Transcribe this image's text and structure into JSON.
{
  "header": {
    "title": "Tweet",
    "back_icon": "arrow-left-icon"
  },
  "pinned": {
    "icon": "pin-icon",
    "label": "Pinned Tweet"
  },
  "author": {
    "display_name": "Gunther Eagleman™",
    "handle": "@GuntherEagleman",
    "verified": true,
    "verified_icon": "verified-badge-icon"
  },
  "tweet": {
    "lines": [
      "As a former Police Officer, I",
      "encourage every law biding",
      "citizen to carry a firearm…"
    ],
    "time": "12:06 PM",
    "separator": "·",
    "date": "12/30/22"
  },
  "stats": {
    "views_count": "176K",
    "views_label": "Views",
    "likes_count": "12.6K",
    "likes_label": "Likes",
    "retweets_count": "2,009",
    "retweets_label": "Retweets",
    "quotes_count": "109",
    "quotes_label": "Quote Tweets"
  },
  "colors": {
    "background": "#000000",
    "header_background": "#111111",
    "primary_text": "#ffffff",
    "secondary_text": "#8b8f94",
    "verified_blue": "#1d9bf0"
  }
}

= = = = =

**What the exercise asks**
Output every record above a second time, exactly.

**Problem solution**
Transcribe this image's text and structure into JSON.
{
  "header": {
    "title": "Tweet",
    "back_icon": "arrow-left-icon"
  },
  "pinned": {
    "icon": "pin-icon",
    "label": "Pinned Tweet"
  },
  "author": {
    "display_name": "Gunther Eagleman™",
    "handle": "@GuntherEagleman",
    "verified": true,
    "verified_icon": "verified-badge-icon"
  },
  "tweet": {
    "lines": [
      "As a former Police Officer, I",
      "encourage every law biding",
      "citizen to carry a firearm…"
    ],
    "time": "12:06 PM",
    "separator": "·",
    "date": "12/30/22"
  },
  "stats": {
    "views_count": "176K",
    "views_label": "Views",
    "likes_count": "12.6K",
    "likes_label": "Likes",
    "retweets_count": "2,009",
    "retweets_label": "Retweets",
    "quotes_count": "109",
    "quotes_label": "Quote Tweets"
  },
  "colors": {
    "background": "#000000",
    "header_background": "#111111",
    "primary_text": "#ffffff",
    "secondary_text": "#8b8f94",
    "verified_blue": "#1d9bf0"
  }
}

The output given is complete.